------ EXERCISE INPUT ------
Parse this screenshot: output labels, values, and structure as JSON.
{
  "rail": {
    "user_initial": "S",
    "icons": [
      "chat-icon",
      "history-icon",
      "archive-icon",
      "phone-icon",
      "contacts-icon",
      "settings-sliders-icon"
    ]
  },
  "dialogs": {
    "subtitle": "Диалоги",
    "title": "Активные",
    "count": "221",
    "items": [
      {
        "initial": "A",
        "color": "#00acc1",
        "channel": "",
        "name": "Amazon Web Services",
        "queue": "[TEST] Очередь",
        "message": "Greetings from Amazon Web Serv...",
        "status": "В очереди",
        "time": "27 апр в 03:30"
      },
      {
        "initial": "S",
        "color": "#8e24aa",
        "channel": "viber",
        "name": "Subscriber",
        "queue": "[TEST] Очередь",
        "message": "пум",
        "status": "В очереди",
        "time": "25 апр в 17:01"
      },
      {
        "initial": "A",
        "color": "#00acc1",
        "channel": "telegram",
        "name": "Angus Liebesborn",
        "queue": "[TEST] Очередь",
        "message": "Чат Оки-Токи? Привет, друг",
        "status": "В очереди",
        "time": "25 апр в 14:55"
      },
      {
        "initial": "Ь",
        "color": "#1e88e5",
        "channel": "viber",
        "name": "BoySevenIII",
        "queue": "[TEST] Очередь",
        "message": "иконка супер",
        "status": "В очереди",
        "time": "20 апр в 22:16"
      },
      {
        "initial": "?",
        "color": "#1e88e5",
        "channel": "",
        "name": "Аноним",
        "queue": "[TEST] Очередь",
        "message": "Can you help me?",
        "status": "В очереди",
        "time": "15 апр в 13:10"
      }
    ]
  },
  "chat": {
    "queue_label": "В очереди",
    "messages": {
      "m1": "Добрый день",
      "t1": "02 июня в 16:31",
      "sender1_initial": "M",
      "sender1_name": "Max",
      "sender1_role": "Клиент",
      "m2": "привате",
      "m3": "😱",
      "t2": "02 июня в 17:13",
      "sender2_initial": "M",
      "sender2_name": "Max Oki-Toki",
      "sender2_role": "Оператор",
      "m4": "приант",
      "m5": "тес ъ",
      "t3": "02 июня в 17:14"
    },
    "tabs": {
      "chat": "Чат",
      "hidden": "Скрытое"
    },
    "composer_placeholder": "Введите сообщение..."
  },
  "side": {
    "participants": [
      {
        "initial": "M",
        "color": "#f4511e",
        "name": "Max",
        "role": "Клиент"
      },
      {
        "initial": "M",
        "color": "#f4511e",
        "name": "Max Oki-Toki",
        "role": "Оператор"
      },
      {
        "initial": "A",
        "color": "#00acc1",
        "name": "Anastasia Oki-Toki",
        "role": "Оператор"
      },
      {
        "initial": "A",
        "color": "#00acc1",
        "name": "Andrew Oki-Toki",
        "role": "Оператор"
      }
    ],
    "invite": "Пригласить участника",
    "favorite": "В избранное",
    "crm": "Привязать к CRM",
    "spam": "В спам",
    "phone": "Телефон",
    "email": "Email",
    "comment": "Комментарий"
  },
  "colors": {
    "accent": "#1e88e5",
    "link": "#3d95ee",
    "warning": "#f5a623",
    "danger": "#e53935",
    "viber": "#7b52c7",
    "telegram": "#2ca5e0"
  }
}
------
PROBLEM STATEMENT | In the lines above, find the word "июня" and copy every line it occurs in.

SOLUTION TO THE EXERCISE |
      "t1": "02 июня в 16:31",
      "t2": "02 июня в 17:13",
      "t3": "02 июня в 17:14"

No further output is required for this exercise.